Thought for the Week

THOUGHT FOR THE WEEK

FROM ST. AUGUSTINE SPIRITUALITY CENTER

Laredo, Texas May 15-21, 2022

 

Fifth Sunday of Easter. Acts of the Apostles 14:21-27; Psalm 145; Revelation 21:1-5; John 13:34.

 

You will probably have noticed in the reading from the Acts of the Apostles the word, “church,” is used to refer to the people, not a building. The people in the early church met in their homes to break bread and share the Eucharist. It was a very intimate gathering of families and neighbors who walked the Way.

We know how hard it is to have intimate relationships in large crowds; it takes a great deal of effort to get the crowd to act as one. We see it in concerts, where people are totally focused and enamored by the performers. When at church we give it our all but sometimes fall short of that intimate relationship with Jesus and the community. We may know a few people, but the vast majority are strangers. That is why the early Church’s Eucharistic celebrations were so alive and joyous – the attendees knew and loved each other. They even shared many things in common. No one went hungry or was neglected. What an example for us today.

 

Jesus tells us in today’s Gospel that “we should love one another as he has loved us.” This is so different from “love others as you love yourself.” Sometimes we love ourselves too much and forget the needs of others. To love as Jesus loves we need to draw intimately to him and open our hearts to that humble and all-giving love. Daily scripture reading helps to develop a deeper understanding of who this Jesus was and still is today. Each parable gives us an example of Christ-like behavior. Take the story of the Good Samaritan. Sometimes the “foreigner,” for example, a Moslem or atheist or homosexual person may show more compassion than we so called Christians. We need to be careful in categorizing people. Jesus healed and preached to all. He was open to all – tax collectors, prostitutes, Gentiles, delinquents, Roman officials, etc. Is there a group that we perhaps ostracize from our lives, because they do not live up to our moral standards? Our love, listening ear and care can often give them a new lease on life and love. we can only change ourselves; we cannot change others. They have to choose to do that. We may, to our surprise, find out that our self-righteousness is the stumbling block to loving as Jesus did.

 

The Book of Revelation gives us a glimpse of heaven – “no more death or mourning, wailing or pain.”
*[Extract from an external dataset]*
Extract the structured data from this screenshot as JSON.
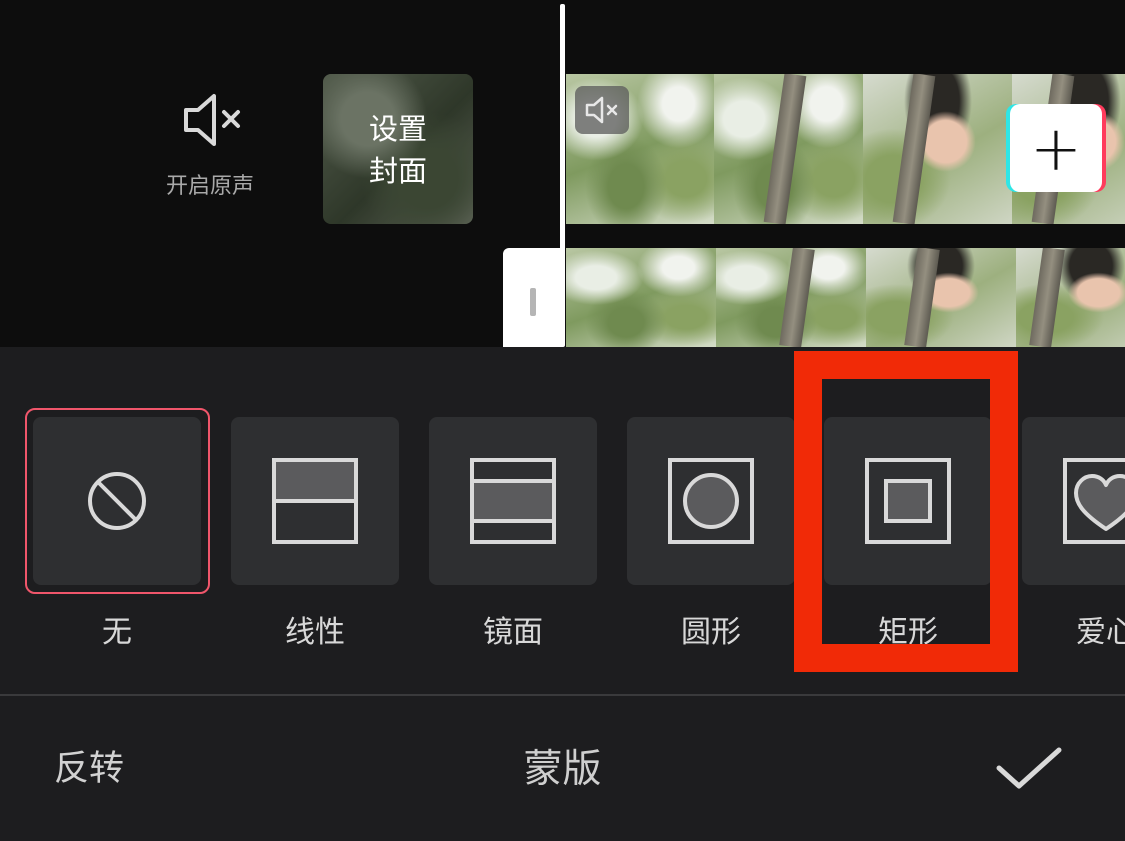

During this Easter season we are reminded that our physical bodies will be rewarded, too, in eternity.

We will be raised from the dead, like Jesus, in God’s good time. Wow! Can you imagine the light, joy and celebration? I think I’ll run around and look for all my friends and relatives. I want to meet my Guardian Angel, too, whom I have given so much trouble. It’s going to take an eternity just to meet everybody and praise God on top of it.

 

Born in Madrid, Spain St. Isidore was a farm laborer. He was of great piety and loved and served the poor and the animals. He is the patron saint of farmers. We observe his feast on May 15th.

 

In the 15th century an Italian, Bernardine of Siena made his appearance as a dynamite speaker and protector against the heresies of his day. He calmed strife-torn cities and attracted crowds of 30,000 or more. Compared with Saint Paul by the pope, Bernardine had a keen intuition of the needs of the time, along with solid holiness and boundless energy and joy. He accomplished all this despite having a very weak and hoarse voice, miraculously improved later because of his devotion to Mary.
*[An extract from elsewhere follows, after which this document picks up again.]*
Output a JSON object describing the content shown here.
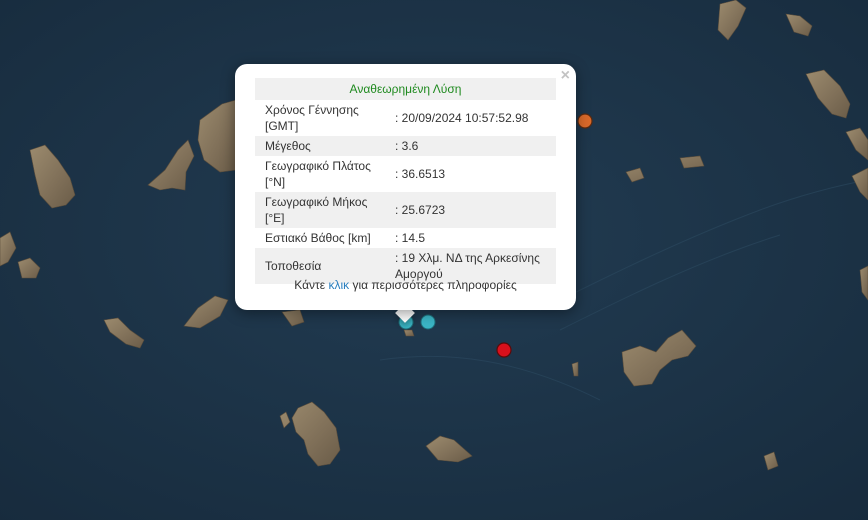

When he was 20, the plague was at its height in his hometown of Siena. Sometimes as many as 20 people died in one day at the hospital. Bernardine offered to run the hospital and, with the help of other young men, nursed patients there for four months. At 22, he entered the Franciscan Order and was ordained two years later. For almost a dozen years he lived in solitude and prayer, but his gifts ultimately caused him to be sent to preach.

Especially known for his devotion to the Holy Name of Jesus, Bernardine devised a symbol—IHS, the first three letters of the name of Jesus in Greek—in Gothic letters on a blazing sun. This was to displace the superstitious symbols of the day. General of the Friars of the Strict Observance, a branch of the Franciscan Order, Bernardine strongly emphasized scholarship and further study of theology and canon law. When he started there were 300 friars in the community; when he died there were 4,000. He returned to preaching the last two years of his life, dying while traveling. Franciscan Media

“I will praise your name forever, my King and my God.” Psalm 145

Sister Rosemarie Goins, a Felician Franciscan Sister